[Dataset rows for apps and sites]
■ ■ ■ ■

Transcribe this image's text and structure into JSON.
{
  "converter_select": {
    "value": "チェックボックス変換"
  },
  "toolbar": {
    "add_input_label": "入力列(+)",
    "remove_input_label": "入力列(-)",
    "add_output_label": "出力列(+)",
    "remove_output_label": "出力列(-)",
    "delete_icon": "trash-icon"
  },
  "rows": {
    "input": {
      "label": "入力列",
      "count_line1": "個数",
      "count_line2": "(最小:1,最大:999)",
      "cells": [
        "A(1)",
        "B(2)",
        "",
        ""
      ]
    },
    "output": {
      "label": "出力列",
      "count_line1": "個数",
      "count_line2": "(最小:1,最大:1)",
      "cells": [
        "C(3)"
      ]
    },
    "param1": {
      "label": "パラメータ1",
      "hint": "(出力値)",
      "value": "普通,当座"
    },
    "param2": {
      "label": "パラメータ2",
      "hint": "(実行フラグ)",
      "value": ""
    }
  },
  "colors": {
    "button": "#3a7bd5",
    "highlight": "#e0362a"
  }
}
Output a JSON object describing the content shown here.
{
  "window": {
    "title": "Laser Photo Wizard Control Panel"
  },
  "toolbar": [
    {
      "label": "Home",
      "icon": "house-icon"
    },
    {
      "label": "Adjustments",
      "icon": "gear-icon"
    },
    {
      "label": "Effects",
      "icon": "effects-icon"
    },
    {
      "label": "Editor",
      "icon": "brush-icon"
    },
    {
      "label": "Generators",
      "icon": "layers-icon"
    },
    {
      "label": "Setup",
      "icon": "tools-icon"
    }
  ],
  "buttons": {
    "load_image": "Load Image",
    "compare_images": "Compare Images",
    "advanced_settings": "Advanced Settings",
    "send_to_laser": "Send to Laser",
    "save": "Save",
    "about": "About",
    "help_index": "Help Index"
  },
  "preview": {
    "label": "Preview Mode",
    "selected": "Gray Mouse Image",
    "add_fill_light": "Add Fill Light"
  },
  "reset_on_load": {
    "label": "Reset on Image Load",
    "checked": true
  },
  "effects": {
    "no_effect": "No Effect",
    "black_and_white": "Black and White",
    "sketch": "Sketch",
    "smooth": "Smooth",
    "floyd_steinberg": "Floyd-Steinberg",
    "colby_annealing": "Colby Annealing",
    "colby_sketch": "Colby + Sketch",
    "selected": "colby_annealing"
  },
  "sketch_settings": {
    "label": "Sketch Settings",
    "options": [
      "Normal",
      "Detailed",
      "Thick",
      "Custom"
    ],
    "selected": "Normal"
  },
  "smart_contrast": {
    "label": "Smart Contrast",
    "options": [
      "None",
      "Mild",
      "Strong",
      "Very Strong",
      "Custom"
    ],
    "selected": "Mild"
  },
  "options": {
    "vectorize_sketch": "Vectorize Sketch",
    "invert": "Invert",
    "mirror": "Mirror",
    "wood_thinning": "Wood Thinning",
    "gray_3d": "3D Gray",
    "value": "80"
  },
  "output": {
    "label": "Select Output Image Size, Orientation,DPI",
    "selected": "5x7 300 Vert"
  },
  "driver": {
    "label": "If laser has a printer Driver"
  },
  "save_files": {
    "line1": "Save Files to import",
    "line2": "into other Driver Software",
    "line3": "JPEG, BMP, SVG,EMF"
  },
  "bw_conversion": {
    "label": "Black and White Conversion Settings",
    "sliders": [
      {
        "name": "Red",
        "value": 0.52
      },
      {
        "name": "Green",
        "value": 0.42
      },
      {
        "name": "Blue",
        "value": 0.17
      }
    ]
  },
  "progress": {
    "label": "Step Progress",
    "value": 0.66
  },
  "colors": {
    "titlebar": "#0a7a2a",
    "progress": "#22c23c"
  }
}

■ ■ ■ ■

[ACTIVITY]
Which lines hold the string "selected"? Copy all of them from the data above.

[RESULT OF THE TASK]
    "selected": "Gray Mouse Image",
    "selected": "colby_annealing"
    "selected": "Normal"
    "selected": "Mild"
    "selected": "5x7 300 Vert"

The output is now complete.